Cool example with the array of persons. Each of those entries could be users of your app. When a user logs in, you search the array looking to find their name or ID so you can return their saved data. No big deal if you have a handful of users. So imagine you’re working at a big tech company on a popular app used by millions, many of them logging in during peak hours. You wouldn’t want to have to search an array with millions of entries millions of times, O(n^2). Definitely highlights how “Big O” is a good one to learn. FCC has a great series on YouTube all about it!


#11

@jmcilhargey thanks for the lesson.

No, I didn’t realize arr.indexOf added O(n) to a function, but in hindsite, probably should have. I haven’t spent much time thinking about optimizing code for speed, rather have spent most of my time just trying to get things to work! :sweat:

These little hack-a-thon challenges can be extremely helpful for that. I have zero experience with hashmaps but spent some time yesterday reading up on them. Still not completely clear, but my understanding now is much better than before.
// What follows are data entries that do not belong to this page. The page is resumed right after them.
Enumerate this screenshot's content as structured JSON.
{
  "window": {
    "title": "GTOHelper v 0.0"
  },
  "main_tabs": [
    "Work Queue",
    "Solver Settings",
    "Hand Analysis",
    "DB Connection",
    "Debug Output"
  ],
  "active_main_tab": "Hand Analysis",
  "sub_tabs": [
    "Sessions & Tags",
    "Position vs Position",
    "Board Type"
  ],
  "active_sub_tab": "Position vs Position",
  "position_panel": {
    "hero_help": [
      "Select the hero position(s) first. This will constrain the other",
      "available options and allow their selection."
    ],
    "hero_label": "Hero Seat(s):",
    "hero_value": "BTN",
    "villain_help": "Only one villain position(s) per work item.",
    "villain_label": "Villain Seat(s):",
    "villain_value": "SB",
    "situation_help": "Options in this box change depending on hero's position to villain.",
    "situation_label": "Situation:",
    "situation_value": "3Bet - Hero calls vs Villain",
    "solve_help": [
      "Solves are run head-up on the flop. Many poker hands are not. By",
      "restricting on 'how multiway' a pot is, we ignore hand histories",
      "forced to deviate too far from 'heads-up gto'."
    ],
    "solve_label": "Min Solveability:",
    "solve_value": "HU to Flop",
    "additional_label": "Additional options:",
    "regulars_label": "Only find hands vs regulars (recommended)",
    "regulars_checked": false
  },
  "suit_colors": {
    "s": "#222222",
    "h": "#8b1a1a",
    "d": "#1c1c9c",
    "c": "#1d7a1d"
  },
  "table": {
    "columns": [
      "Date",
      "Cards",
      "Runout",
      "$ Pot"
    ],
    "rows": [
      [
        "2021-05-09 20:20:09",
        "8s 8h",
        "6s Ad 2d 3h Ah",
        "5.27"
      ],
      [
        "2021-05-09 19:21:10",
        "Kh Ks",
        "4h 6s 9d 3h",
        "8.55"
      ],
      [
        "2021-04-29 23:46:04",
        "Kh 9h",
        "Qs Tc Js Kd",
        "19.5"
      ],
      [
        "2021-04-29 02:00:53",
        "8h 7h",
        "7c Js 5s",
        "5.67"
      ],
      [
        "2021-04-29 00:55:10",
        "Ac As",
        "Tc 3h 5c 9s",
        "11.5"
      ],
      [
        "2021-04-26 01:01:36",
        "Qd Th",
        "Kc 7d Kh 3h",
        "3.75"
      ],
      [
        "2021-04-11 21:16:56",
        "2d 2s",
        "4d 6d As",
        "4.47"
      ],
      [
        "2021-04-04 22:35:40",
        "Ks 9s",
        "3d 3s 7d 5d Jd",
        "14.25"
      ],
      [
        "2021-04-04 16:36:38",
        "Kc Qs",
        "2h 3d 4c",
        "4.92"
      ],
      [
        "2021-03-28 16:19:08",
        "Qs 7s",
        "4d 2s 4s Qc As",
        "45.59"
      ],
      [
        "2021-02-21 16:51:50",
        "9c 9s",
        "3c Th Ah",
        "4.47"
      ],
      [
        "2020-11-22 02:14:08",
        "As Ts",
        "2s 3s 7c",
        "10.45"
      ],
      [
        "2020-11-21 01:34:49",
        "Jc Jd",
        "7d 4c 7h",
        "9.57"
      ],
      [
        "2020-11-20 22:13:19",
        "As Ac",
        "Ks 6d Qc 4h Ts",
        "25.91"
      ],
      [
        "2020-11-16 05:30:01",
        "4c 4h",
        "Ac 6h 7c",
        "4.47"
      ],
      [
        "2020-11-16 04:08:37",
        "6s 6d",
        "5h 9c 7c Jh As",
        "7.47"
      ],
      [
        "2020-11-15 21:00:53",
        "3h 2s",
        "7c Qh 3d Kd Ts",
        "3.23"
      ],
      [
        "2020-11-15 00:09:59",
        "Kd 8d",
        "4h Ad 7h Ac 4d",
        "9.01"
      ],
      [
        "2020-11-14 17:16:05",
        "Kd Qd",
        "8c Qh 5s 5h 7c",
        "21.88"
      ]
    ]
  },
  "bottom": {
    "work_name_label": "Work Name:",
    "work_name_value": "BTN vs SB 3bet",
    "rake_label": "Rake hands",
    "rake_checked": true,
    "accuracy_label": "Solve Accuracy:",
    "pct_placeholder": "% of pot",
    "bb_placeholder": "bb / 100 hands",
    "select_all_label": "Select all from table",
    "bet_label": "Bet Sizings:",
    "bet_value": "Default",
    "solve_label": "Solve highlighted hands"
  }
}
I wasn’t thinking along the lines that searching an object by a key is faster than searching for an element in an array.

Live and learn, thanks for putting the challenge together.


#12
Solution
function findHackProjects(array, min) {
  let ind2, reverse;
  
  // O(n) for findIndex(i) + O(n--) or O(n(n-1)/2) for diminishing on each step indexOf(el, i++) = O(n(n+1)/2)
  const ind1 = array.findIndex((el, i, a) => {
    ind2 = a.indexOf(min - el, i+1);
    if(ind2 !== -1) {
      // same as array[ind1] > array[ind2] sans the extra step of dereferencing,
      // however miniscule time it takes
      reverse = el > min - el;
      return true;
    }
    return false;
  });
  
  return reverse ? [ind2, ind1] : [ind1, ind2];
}

It’s been a while since I had to calculate Big O notation, am I right that my solution amounts to O(Sum(1…n))) = O(n(n+1)/2), which is twice as fast as O(n^2)?

UPDATE: After reading suggestions to use map (why didn’t I immediately think of it?!) I’ve decided to run some tests on the original and a much bigger array for implementatios with findIndex/IndexOf, ES6 Map and Object.

As expected, hashing gets lightning fast on big arrays:

Original array
findHackProjects: 0.111ms
findHackProjectsES6Map: 0.040ms
findHackProjectsObject: 0.038ms

Padded with 10000 zeros
findHackProjects: 147.688ms
findHackProjectsES6Map: 2.188ms
findHackProjectsObject: 0.832ms

Padded with 10000 random negative(so as not to trigger result) values
findHackProjects: 148.512ms
findHackProjectsES6Map: 1.126ms
findHackProjectsObject: 2.237ms

Also interesting to note is the fact that repeatedly accessing object[“0”] is faster than Map.get(0) thanks to V8 optimisations (I’m sure inline caching plays a major part). But when indices become random whatever optimisations are available to Map help it to pull ahead.